Hello there. If you can see this, you're likely using an RSS reader and so this post may appear a bit confusing if the visual styling is missing. After the first horizontal line is a notice. Think of it like a brief directors commentary that provides some context about the post. After the second horizontal line is the actual post itself. Enjoy!
Some things have changed since I first wrote this
At the time of writing, I was using Gitlab so you’ll see references to my dotfiles living there.
I’ve now moved back to Github but kept the references to Gitlab in this post intact.

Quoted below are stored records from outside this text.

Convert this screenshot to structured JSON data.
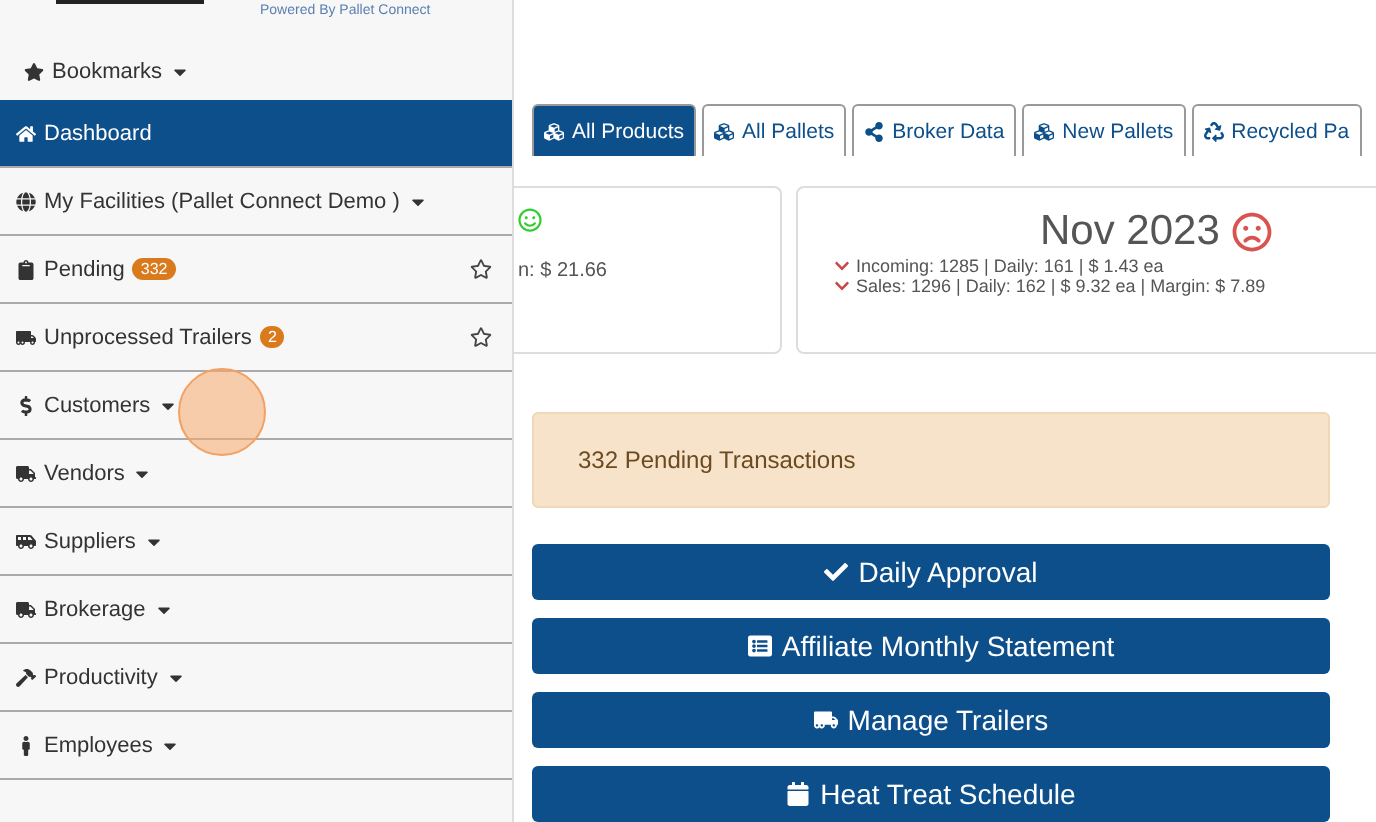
{
  "header": {
    "tagline": "Powered By Pallet Connect"
  },
  "bookmarks": {
    "label": "Bookmarks"
  },
  "sidebar": {
    "items": [
      {
        "label": "Dashboard",
        "selected": true,
        "caret": false
      },
      {
        "label": "My Facilities (Pallet Connect Demo )",
        "selected": false,
        "caret": true
      },
      {
        "label": "Pending",
        "selected": false,
        "caret": false,
        "badge": "332",
        "starred": false
      },
      {
        "label": "Unprocessed Trailers",
        "selected": false,
        "caret": false,
        "badge": "2",
        "starred": false
      },
      {
        "label": "Customers",
        "selected": false,
        "caret": true
      },
      {
        "label": "Vendors",
        "selected": false,
        "caret": true
      },
      {
        "label": "Suppliers",
        "selected": false,
        "caret": true
      },
      {
        "label": "Brokerage",
        "selected": false,
        "caret": true
      },
      {
        "label": "Productivity",
        "selected": false,
        "caret": true
      },
      {
        "label": "Employees",
        "selected": false,
        "caret": true
      }
    ]
  },
  "tabs": [
    {
      "label": "All Products",
      "selected": true
    },
    {
      "label": "All Pallets",
      "selected": false
    },
    {
      "label": "Broker Data",
      "selected": false
    },
    {
      "label": "New Pallets",
      "selected": false
    },
    {
      "label": "Recycled Pa",
      "selected": false
    }
  ],
  "cards": [
    {
      "kind": "partial",
      "happy": true,
      "lines": [
        "n: $ 21.66"
      ]
    },
    {
      "kind": "month",
      "title": "Nov 2023",
      "happy": false,
      "lines": [
        "Incoming: 1285 | Daily: 161 | $ 1.43 ea",
        "Sales: 1296 | Daily: 162 | $ 9.32 ea | Margin: $ 7.89"
      ]
    }
  ],
  "alert": {
    "text": "332 Pending Transactions"
  },
  "actions": [
    "Daily Approval",
    "Affiliate Monthly Statement",
    "Manage Trailers",
    "Heat Treat Schedule"
  ]
}
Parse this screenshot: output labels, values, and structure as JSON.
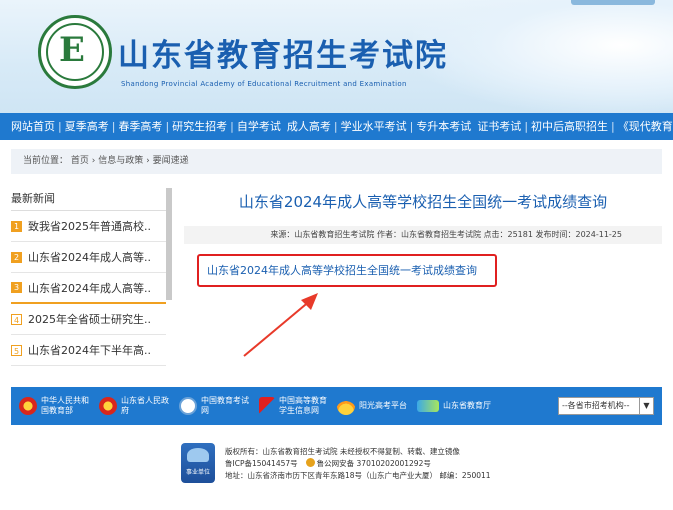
{
  "header": {
    "title_cn": "山东省教育招生考试院",
    "title_en": "Shandong Provincial Academy of Educational Recruitment and Examination"
  },
  "nav": {
    "items": [
      {
        "label": "网站首页"
      },
      {
        "label": "夏季高考"
      },
      {
        "label": "春季高考"
      },
      {
        "label": "研究生招考"
      },
      {
        "label": "自学考试"
      },
      {
        "label": "成人高考"
      },
      {
        "label": "学业水平考试"
      },
      {
        "label": "专升本考试"
      },
      {
        "label": "证书考试"
      },
      {
        "label": "初中后高职招生"
      },
      {
        "label": "《现代教育》"
      }
    ]
  },
  "breadcrumb": {
    "prefix": "当前位置：",
    "home": "首页",
    "section": "信息与政策",
    "current": "要闻速递",
    "arrow": "›"
  },
  "sidebar": {
    "title": "最新新闻",
    "items": [
      {
        "num": "1",
        "label": "致我省2025年普通高校.."
      },
      {
        "num": "2",
        "label": "山东省2024年成人高等.."
      },
      {
        "num": "3",
        "label": "山东省2024年成人高等.."
      },
      {
        "num": "4",
        "label": "2025年全省硕士研究生.."
      },
      {
        "num": "5",
        "label": "山东省2024年下半年高.."
      }
    ]
  },
  "article": {
    "title": "山东省2024年成人高等学校招生全国统一考试成绩查询",
    "meta": "来源：山东省教育招生考试院 作者：山东省教育招生考试院 点击：25181 发布时间：2024-11-25",
    "link_text": "山东省2024年成人高等学校招生全国统一考试成绩查询"
  },
  "footer_links": [
    {
      "label1": "中华人民共和",
      "label2": "国教育部",
      "icon": "emblem-icon"
    },
    {
      "label1": "山东省人民政",
      "label2": "府",
      "icon": "emblem-icon"
    },
    {
      "label1": "中国教育考试",
      "label2": "网",
      "icon": "exam-net-icon"
    },
    {
      "label1": "中国高等教育",
      "label2": "学生信息网",
      "icon": "chsi-icon"
    },
    {
      "label1": "阳光高考平台",
      "label2": "",
      "icon": "sun-icon"
    },
    {
      "label1": "山东省教育厅",
      "label2": "",
      "icon": "edu-dept-icon"
    }
  ],
  "footer_select": {
    "value": "--各省市招考机构--"
  },
  "copyright": {
    "line1": "版权所有：山东省教育招生考试院 未经授权不得复制、转载、建立镜像",
    "icp": "鲁ICP备15041457号",
    "police": "鲁公网安备 37010202001292号",
    "address": "地址：山东省济南市历下区青年东路18号（山东广电产业大厦） 邮编：250011",
    "badge": "事业单位"
  }
}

When using my work laptop, I like to keep a copy of my dotfiles so that my tools at work are in sync with my tools at home. They live in a Github repository under my personal account, and I use plain old git to sync changes.
In order to push and pull changes from Github, I use an SSH key rather than a password. It’s easy enough to generate one of course but I also have one for the internal repository at my work. Juggling the two can sometimes be annoying when setting up a fresh laptop without some proper configuration.
Usually I forget what that looks like so here’s a quick walkthrough on how you too can juggle multiple git hosts.
Let’s have a look at a barebones ssh configuration file:
> cat ~/.ssh/config Host github.example.com IdentityFile ~/.ssh/work Host gitlab.com IdentityFile ~/.ssh/personal Host github.com IdentityFile ~/.ssh/personal
We’ve got three different hosts and two different SSH keys.
Whenever you use
ssh, it’ll check to see if you have any host blocks defined. If they match the host provided, it’ll use the corresponding configuration.
Let’s see how it looks in action:
> ssh -T firstname.lastname@example.org Hi marcus! You've successfully authenticated, but GitHub does not provide shell access. > ssh -T email@example.com Welcome to GitLab, @marcus-crane!
The connection to
github.example.com uses the key stored at
~/.ssh/work, while the connection to
gitlab.com has used the key stored at
You can also add additional configuration that is specific to just one host.
Let’s look at an example with a few more options:
> cat ~/.ssh/config Host github.example.com IdentityFile ~/.ssh/work Host gitlab.com IdentityFile ~/.ssh/personal LogLevel VERBOSE Host github.com HostName notarealuser IdentityFile ~/.ssh/personal
It’s mostly the same with two new commands
HostName. Let’s see it in action once again before we dive a bit deeper:
> ssh -T firstname.lastname@example.org ssh: Could not resolve hostname notarealuser: Name or service not known > ssh -T email@example.com Authenticated to gitlab.com ([184.108.40.206]:22). Welcome to GitLab, @marcus-crane! Transferred: sent 2036, received 3072 bytes, in 0.5 seconds Bytes per second: sent 4366.6, received 6588.4
We can see that we sent a request to
github.com and it interpreted the corresponding host block, attempting to log in as someone called
For most git servers, the user will default to
git and is generally part of your remote anyway. You can see it whenever you run
git remote add origin firstname.lastname@example.org/user/blah or
git remote -v.
It can be quite handy for regular servers however. Instead of connecting with
ssh email@example.com, you can add the username to a host block and shorten that command down to just
LogLevel command is fairly straight forward. You can set it to a higher level of logging, and see more details about what SSH is doing under the hood, but for a specific host.
If you’re getting error messages from your internal git host, you could toggle on
LogLevel DEBUG and see if your requests are making their way to the host or not as an example.
I’m sure there’s all sorts of interesting stuff you could do but this post isn’t meant to be comprehensive by any means. It’s more of a reminder to myself on how to create an ssh config file.
You can see all of the various commands offline by running
man ssh_config. You can also read them online via the OpenBSD manual page server.
Did you like this post? Click here to let me know anonymously or see some proof of anonymity first.